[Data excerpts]
◆ ◆ ◆
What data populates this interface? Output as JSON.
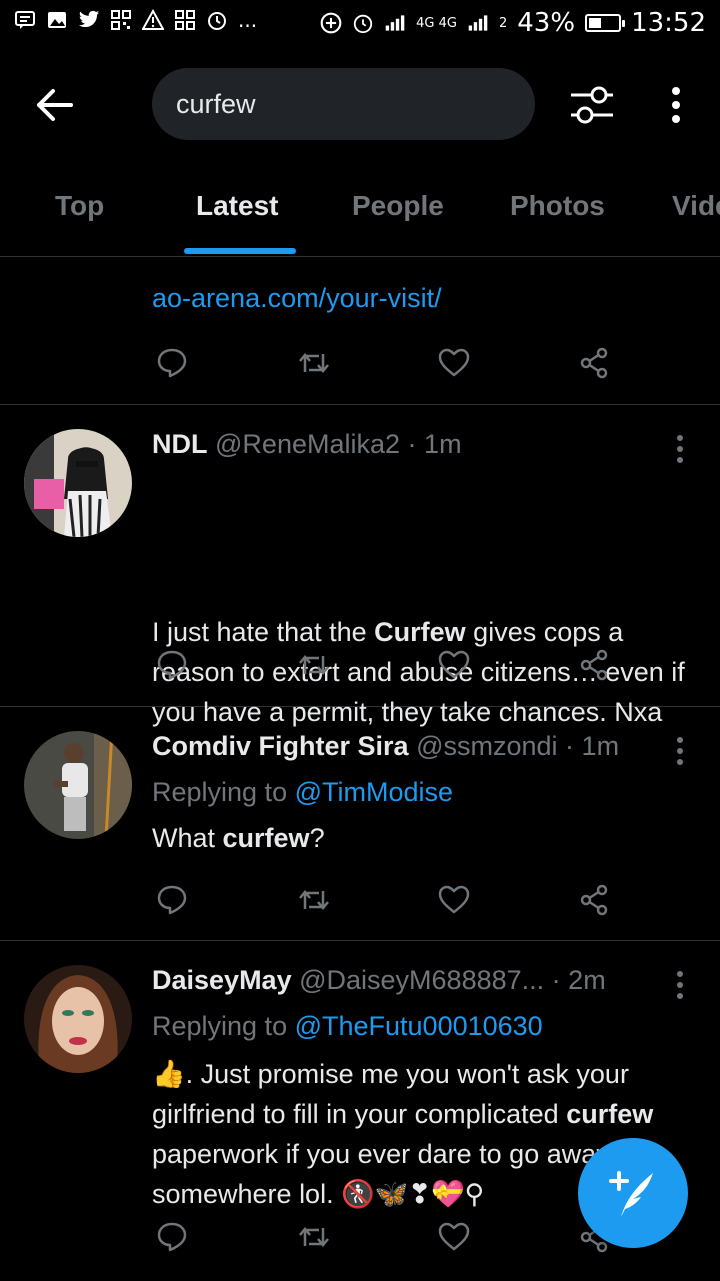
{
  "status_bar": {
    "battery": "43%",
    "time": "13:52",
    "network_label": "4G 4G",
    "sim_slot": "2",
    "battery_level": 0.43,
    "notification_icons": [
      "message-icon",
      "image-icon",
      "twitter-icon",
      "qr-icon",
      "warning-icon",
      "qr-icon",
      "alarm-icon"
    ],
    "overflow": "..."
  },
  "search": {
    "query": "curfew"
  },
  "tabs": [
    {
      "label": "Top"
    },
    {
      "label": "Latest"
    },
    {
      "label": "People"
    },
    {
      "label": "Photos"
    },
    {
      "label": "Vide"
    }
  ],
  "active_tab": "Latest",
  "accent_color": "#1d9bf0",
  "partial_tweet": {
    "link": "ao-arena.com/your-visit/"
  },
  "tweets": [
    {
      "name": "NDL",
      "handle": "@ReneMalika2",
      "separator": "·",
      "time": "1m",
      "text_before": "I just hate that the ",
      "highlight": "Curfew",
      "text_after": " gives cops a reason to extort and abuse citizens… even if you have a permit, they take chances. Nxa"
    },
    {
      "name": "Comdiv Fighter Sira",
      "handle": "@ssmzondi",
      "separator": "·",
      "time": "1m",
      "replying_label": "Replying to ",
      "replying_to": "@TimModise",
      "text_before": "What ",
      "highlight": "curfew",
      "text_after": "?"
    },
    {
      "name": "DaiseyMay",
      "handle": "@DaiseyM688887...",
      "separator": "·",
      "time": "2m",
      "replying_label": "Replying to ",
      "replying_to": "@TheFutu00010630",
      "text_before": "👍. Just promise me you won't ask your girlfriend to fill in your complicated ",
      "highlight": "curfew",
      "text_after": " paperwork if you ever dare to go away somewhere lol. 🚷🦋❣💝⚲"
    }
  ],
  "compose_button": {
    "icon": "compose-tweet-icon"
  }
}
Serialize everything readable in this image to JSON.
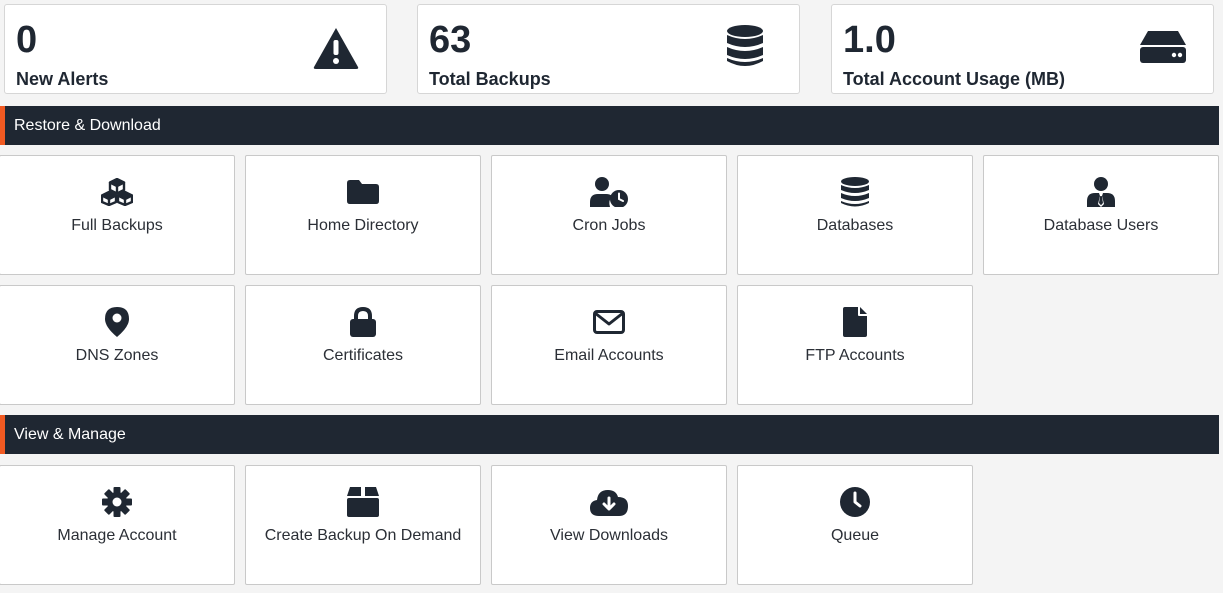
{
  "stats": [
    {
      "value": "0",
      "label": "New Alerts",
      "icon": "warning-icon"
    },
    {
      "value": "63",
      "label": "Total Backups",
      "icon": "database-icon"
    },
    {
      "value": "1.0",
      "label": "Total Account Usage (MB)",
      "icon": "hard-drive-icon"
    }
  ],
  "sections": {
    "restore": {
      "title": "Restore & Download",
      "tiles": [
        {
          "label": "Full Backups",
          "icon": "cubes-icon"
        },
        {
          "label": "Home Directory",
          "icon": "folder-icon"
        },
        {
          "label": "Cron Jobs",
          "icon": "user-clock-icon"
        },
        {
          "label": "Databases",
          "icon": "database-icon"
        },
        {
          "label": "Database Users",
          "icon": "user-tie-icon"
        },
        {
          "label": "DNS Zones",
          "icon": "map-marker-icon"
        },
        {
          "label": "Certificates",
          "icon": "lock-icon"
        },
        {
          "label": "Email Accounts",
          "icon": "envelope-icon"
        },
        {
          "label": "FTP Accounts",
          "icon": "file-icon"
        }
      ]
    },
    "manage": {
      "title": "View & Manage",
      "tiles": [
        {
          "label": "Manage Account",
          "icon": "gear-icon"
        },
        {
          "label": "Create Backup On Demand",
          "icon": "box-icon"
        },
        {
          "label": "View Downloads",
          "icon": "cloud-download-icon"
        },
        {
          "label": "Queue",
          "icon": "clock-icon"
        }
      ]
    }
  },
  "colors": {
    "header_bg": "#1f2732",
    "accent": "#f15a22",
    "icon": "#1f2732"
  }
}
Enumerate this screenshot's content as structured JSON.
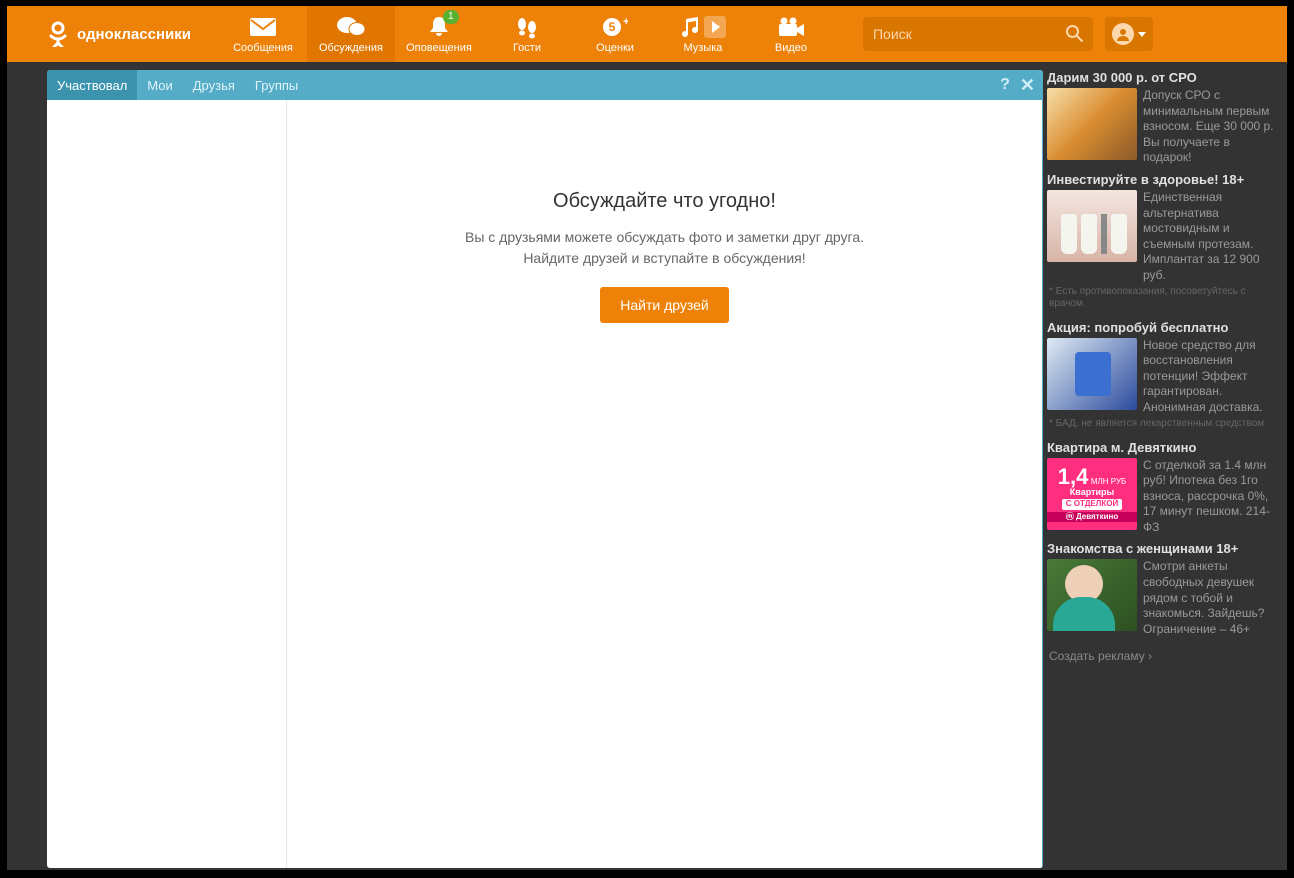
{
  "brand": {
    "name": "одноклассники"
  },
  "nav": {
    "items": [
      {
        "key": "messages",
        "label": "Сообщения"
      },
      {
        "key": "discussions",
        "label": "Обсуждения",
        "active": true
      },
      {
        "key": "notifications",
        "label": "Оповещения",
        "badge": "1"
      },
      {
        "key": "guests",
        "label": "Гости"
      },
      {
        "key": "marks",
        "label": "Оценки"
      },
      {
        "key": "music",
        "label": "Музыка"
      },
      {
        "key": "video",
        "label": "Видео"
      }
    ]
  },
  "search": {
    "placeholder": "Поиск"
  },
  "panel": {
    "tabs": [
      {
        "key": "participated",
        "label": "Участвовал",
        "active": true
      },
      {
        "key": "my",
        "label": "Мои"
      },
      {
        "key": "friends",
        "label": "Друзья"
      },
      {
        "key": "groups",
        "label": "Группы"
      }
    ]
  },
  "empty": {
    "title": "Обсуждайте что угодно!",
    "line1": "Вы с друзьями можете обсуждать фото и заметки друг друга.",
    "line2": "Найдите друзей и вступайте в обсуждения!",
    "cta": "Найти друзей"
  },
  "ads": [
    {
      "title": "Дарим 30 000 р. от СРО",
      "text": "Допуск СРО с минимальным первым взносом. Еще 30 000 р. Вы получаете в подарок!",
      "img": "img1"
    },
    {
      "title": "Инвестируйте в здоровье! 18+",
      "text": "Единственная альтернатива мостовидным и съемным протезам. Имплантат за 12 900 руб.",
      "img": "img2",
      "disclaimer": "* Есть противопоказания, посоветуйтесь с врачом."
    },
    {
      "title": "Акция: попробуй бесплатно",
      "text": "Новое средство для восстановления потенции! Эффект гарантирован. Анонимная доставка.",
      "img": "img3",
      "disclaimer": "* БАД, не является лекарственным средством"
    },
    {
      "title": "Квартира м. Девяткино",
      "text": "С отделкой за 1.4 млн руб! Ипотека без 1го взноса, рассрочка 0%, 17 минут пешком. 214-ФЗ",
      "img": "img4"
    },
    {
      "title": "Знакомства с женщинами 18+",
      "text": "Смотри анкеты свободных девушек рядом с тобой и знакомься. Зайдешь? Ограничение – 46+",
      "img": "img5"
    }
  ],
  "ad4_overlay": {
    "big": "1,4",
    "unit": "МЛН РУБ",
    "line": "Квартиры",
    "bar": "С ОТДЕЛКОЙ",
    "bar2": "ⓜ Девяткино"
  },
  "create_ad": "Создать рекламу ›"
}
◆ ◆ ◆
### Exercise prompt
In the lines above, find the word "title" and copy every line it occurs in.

### Answer for the task
      "title": "Restore & Download",
      "title": "View & Manage",
    "title": "Обсуждайте что угодно!",
      "title": "Дарим 30 000 р. от СРО",
      "title": "Инвестируйте в здоровье! 18+",
      "title": "Акция: попробуй бесплатно",
      "title": "Квартира м. Девяткино",
      "title": "Знакомства с женщинами 18+",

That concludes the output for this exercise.